Feature Profile: Erica Baker: Overcoming All Obstacles
“…Sometimes women will lose themselves over a man. But, I feel we are worth so much more than that.” –Erica Baker 2013.
We all have that special something. That little glimmer of hope that shines inside of us. When it’s the right time to use it, we just know. Basic instinct calls on the terms of nature, casting that gut feeling inside our minds. For a person that has a story inspiring hope, Erica Baker, has been chosen for my profile spotlight this week.
Born on September 24, 1989, Erica Baker originated in Nashville, TN. Soon after being born, her parents up and moved to a small town 30 miles north of Nashville, in Springfield, TN. In 1999, Baker and family moved to Atlanta, GA and lived there for the rest of her childhood.
Looking back on high school, Baker describes herself as somewhat of an outcast. “I was a cheerleader for ninth, tenth and twelfth grade, but I wasn’t your typical mean girl cheerleader,” she says. “I had some very hurtful things happen to me.” Baker proceeded to share an encounter with me that occurred between her and fellow cheerleader bullies.
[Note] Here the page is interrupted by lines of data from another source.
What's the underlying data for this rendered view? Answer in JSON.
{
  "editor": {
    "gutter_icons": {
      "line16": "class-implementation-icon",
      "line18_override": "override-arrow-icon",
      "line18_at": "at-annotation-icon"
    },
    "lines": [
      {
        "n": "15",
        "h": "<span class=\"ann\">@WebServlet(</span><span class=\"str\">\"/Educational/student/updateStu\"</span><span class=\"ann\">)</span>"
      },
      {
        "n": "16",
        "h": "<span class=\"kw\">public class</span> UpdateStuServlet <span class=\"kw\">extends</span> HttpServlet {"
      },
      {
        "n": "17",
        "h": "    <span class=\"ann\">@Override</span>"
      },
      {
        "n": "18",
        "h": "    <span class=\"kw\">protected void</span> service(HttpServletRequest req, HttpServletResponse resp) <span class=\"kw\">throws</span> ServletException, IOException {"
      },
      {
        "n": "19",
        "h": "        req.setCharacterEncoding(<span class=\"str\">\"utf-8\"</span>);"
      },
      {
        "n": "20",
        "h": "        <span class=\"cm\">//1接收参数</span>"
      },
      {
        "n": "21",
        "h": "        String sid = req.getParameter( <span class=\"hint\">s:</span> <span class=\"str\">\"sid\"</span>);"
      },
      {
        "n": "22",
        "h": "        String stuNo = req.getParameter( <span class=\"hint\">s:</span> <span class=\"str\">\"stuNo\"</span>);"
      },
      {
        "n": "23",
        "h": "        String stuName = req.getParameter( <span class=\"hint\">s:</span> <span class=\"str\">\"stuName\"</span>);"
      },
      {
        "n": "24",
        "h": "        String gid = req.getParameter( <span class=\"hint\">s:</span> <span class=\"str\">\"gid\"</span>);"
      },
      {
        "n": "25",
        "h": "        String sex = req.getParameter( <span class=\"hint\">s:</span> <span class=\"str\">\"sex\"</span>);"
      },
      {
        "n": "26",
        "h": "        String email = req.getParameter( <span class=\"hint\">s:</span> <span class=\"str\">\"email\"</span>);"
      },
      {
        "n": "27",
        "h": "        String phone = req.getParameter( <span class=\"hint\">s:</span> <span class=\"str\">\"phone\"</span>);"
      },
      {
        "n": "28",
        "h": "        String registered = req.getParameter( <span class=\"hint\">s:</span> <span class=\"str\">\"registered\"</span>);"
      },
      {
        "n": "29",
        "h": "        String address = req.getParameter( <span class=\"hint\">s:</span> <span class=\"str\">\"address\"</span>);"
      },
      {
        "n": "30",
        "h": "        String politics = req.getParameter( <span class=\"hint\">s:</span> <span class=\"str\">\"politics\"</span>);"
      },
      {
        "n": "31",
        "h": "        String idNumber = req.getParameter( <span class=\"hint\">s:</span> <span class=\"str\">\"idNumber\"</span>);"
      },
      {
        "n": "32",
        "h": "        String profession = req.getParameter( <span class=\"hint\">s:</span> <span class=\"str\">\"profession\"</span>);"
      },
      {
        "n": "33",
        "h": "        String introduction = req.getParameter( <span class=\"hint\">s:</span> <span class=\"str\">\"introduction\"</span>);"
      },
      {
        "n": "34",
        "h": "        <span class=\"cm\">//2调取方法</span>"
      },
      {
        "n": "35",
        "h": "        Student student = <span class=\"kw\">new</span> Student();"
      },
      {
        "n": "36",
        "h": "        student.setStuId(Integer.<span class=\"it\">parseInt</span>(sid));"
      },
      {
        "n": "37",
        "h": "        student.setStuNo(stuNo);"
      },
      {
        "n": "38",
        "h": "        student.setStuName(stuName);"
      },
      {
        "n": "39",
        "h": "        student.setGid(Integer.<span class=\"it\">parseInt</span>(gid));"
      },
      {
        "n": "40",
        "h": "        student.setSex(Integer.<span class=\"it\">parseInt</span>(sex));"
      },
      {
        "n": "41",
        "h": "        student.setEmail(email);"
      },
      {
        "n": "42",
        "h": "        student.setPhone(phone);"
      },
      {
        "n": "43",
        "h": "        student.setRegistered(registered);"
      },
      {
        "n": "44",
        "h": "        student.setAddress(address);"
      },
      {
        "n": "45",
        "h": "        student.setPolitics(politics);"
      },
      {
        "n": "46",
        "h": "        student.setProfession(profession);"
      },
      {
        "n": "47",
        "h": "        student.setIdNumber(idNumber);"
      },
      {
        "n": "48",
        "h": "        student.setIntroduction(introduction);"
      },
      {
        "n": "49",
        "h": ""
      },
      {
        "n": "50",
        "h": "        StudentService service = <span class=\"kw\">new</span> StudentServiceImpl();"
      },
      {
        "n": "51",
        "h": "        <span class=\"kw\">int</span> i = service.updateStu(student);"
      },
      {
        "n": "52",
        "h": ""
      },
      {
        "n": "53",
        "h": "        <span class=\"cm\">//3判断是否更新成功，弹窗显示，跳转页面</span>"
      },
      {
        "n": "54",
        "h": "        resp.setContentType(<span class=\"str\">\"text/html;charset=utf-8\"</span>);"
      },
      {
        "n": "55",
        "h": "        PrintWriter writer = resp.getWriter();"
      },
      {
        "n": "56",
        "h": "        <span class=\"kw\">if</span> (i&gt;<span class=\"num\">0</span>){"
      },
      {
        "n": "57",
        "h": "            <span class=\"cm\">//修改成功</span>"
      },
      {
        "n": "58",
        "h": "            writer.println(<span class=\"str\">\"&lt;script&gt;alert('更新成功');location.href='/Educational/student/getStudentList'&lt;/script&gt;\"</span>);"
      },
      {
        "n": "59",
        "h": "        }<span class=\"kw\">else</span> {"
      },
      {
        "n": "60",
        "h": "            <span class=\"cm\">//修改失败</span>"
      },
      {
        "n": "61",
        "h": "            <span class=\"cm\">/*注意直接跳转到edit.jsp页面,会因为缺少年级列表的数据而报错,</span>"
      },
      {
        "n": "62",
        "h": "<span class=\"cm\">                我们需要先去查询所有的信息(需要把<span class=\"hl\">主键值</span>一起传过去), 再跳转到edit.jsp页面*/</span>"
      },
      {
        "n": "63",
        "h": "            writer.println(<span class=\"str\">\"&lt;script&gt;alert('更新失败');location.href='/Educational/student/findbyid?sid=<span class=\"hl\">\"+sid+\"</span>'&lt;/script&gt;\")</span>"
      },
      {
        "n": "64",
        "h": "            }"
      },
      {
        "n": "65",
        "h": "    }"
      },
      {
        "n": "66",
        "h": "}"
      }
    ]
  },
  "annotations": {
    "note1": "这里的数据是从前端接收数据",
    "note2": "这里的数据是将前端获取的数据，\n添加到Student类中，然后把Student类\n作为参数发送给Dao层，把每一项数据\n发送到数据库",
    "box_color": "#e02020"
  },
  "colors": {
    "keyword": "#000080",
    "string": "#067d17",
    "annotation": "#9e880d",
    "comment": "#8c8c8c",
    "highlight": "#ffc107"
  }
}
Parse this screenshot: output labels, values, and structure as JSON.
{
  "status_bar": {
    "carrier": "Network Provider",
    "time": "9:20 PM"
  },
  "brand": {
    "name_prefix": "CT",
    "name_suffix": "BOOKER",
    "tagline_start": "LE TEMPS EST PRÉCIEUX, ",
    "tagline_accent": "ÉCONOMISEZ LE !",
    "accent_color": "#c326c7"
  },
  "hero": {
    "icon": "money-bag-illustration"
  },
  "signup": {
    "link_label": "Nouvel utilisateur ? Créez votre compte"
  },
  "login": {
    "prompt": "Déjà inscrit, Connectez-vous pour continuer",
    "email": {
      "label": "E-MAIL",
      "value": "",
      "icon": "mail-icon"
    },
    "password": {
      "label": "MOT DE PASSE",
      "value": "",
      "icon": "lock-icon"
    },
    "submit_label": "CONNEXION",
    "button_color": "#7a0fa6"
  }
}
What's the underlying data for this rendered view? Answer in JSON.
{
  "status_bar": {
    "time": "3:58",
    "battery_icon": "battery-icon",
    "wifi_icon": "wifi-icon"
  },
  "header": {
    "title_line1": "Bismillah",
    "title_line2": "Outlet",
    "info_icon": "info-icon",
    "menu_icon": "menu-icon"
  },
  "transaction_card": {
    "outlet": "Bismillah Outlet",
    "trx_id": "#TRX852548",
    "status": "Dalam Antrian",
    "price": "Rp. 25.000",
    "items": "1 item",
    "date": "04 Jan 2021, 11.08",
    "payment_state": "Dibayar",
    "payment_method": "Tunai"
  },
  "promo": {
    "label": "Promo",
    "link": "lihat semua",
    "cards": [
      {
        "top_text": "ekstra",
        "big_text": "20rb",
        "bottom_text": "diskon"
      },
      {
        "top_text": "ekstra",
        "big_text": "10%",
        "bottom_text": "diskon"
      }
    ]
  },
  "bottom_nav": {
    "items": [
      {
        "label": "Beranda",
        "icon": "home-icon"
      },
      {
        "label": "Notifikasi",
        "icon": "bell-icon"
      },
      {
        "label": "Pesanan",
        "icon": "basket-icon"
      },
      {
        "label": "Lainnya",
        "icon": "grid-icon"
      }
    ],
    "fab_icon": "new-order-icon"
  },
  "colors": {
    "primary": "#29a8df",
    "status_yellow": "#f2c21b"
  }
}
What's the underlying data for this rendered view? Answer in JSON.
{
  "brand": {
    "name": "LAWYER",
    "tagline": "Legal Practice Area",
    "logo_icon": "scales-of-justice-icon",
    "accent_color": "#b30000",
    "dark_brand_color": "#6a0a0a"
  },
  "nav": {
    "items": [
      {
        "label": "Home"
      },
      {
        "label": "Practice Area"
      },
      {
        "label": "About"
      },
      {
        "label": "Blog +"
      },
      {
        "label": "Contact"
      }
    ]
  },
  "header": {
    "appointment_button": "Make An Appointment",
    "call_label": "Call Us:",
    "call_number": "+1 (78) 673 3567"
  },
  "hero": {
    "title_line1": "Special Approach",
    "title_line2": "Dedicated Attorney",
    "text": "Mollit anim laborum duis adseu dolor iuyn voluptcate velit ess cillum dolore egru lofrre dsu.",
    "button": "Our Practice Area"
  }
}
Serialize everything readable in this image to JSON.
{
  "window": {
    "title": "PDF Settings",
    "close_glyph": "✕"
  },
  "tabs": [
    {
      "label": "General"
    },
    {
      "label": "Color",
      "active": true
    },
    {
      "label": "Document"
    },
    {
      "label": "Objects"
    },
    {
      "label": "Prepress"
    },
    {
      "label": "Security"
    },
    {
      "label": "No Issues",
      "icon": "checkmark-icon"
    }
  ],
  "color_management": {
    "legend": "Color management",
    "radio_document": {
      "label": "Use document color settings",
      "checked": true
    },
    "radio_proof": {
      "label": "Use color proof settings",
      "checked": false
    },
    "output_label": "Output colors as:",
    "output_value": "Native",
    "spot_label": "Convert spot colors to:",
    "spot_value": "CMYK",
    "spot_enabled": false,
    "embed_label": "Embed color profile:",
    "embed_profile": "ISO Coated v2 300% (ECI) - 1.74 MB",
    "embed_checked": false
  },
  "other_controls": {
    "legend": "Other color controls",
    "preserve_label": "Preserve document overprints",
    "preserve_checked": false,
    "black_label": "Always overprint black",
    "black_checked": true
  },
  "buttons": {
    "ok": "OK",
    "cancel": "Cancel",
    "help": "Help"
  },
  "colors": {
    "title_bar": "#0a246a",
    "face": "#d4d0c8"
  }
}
Feeling that Baker did not fit enough with the mold, they excluded her from everything. The cheerleader bullies were so undone by Baker, they cold-heartedly persuaded the head coach not to choose her to be on the cheerleading squad in her eleventh grade year. Baker recalls how the bullying affected her. “It made me feel terrible; I had cheered on the team longer than some of members and I was tired of being picked on. But it made me a stronger person,” she said.
After high school life was over, in 2007, at only 17 years old, Baker traveled from Atlanta, GA to Tallahassee, FL. She was determined to attend Florida Agricultural and Mechanical University (FAMU or Florida A&M), majoring in Broadcast Journalism with a minor in Spanish. Baker spoke of her decision to go to this highly praised HBCU (Historically Black College or University). “HBCUs have been a huge part of my family,” she stated. “Everyone in my family attended Tennessee State University (TSU) in Nashville. However, I did not want to go to Nashville. I love Florida so I chose to go to the largest HBCU in the nation—FAMU in Tallahassee, FL. FAMU is a rival to TSU. Some of my family members were not happy that I chose to go there.” However, her family was all the more excited when Baker graduated from FAMU in 2011, with the highest honors, Summa Cum Laude.
Like many, before graduating with honors, for Baker it was a struggle to get there. Baker shared with me one of her most personal, exclusive stories that entails the emotional and physical abuse from an ex-boyfriend she met while attending FAMU. Baker recalls the vicious memories of this dark corner in her life. “I was raped by a member of a black fraternity,” she declares. She continues to say that her boyfriend at the time, also in a black fraternity, heard from his friend, a member of yet another black fraternity, about the incident before she had the chance to tell him. Unfortunately, Baker’s boyfriend did not believe that she was raped, from word of his friend and merely thought she cheated on him. This is where she says the emotional abuse began.
Baker remembers the details of these hurtful actions from her now ex-boyfriend. She said, “I would cook breakfast, lunch and dinner for him and he would always get mad at me.” She continued on, “He was an alcoholic. We used to drink about a bottle and a half of gin every week. He would force me to drink and have sex with him. He would flip out on me and tell me I’m a nobody.”
Since her boyfriend’s license was suspended, Baker had to tend to his every need, driving him around wherever he needed to be. “A basic day in my life began at 5:30am. I would get up, and wake up my friend who lived with me and my neighbor,” she said. “They would ride with me to school. My boyfriend worked at Walmart over night. I would have to pick him up from Walmart by 7:00am, take him home and then go to school myself.”
All in all, throughout hardship and abuse, Baker still managed to keep her life in order. She remained a competition cheerleader at FAMU and graduated on the Dean’s list with a GPA of 3.8. Overcoming it all, Baker has a new sense of purpose and vigor for life. She overcame the addictive likes of her ex-boyfriend and moved on from a dark situation. She said, “I feel like I can take on anything. Through all of that I still managed to keep my sanity, keep my grades up and activities on campus. I didn’t let him take my life over to the point where I lost myself.”
In May 2012, Baker began to attend Full Sail University, majoring in the Entertainment Business Masters program. After graduating from Full Sail, she plans to start her own event management company. “I want to do music conferences, concerts, and parties,” she says. In the next three years, Baker sees herself back in Atlanta coordinating events and parties.
Leaving us with encouraging words that may be a span of hope for any other woman dealing with this similar crisis. Baker speaks as a voice to stand up and fight for what one believes in. “I think my story can help because sometimes women will lose themselves over a man. But, I feel we are worth so much more than that. I am so open about my story because I want for others to see you can overcome obstacles.”